◆ **YOUR ASSIGNMENT**: Every entry below should be written out again exactly.

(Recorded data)
┄┄┄┄┄┄
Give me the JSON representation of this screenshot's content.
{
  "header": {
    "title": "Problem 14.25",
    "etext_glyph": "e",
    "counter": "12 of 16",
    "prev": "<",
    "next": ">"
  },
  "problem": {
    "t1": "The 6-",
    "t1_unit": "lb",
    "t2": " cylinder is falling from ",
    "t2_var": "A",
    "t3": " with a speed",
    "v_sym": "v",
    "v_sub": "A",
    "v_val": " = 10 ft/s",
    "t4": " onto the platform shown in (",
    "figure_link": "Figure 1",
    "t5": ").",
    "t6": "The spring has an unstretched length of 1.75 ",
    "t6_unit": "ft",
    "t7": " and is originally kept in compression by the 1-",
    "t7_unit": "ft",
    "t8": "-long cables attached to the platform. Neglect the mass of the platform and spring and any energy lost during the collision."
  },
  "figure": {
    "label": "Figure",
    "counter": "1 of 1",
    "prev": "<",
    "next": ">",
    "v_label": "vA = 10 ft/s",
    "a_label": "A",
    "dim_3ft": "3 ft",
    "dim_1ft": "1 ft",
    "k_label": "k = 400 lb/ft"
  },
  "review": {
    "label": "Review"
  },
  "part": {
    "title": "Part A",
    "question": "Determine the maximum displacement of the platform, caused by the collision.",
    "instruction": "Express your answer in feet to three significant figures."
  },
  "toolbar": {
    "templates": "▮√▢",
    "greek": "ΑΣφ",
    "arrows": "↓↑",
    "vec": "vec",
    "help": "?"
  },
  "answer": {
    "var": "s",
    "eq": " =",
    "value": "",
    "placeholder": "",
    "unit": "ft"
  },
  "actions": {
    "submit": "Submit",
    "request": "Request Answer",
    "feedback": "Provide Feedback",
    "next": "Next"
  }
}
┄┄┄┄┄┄
◆ **TASK OUTPUT**:
Give me the JSON representation of this screenshot's content.
{
  "header": {
    "title": "Problem 14.25",
    "etext_glyph": "e",
    "counter": "12 of 16",
    "prev": "<",
    "next": ">"
  },
  "problem": {
    "t1": "The 6-",
    "t1_unit": "lb",
    "t2": " cylinder is falling from ",
    "t2_var": "A",
    "t3": " with a speed",
    "v_sym": "v",
    "v_sub": "A",
    "v_val": " = 10 ft/s",
    "t4": " onto the platform shown in (",
    "figure_link": "Figure 1",
    "t5": ").",
    "t6": "The spring has an unstretched length of 1.75 ",
    "t6_unit": "ft",
    "t7": " and is originally kept in compression by the 1-",
    "t7_unit": "ft",
    "t8": "-long cables attached to the platform. Neglect the mass of the platform and spring and any energy lost during the collision."
  },
  "figure": {
    "label": "Figure",
    "counter": "1 of 1",
    "prev": "<",
    "next": ">",
    "v_label": "vA = 10 ft/s",
    "a_label": "A",
    "dim_3ft": "3 ft",
    "dim_1ft": "1 ft",
    "k_label": "k = 400 lb/ft"
  },
  "review": {
    "label": "Review"
  },
  "part": {
    "title": "Part A",
    "question": "Determine the maximum displacement of the platform, caused by the collision.",
    "instruction": "Express your answer in feet to three significant figures."
  },
  "toolbar": {
    "templates": "▮√▢",
    "greek": "ΑΣφ",
    "arrows": "↓↑",
    "vec": "vec",
    "help": "?"
  },
  "answer": {
    "var": "s",
    "eq": " =",
    "value": "",
    "placeholder": "",
    "unit": "ft"
  },
  "actions": {
    "submit": "Submit",
    "request": "Request Answer",
    "feedback": "Provide Feedback",
    "next": "Next"
  }
}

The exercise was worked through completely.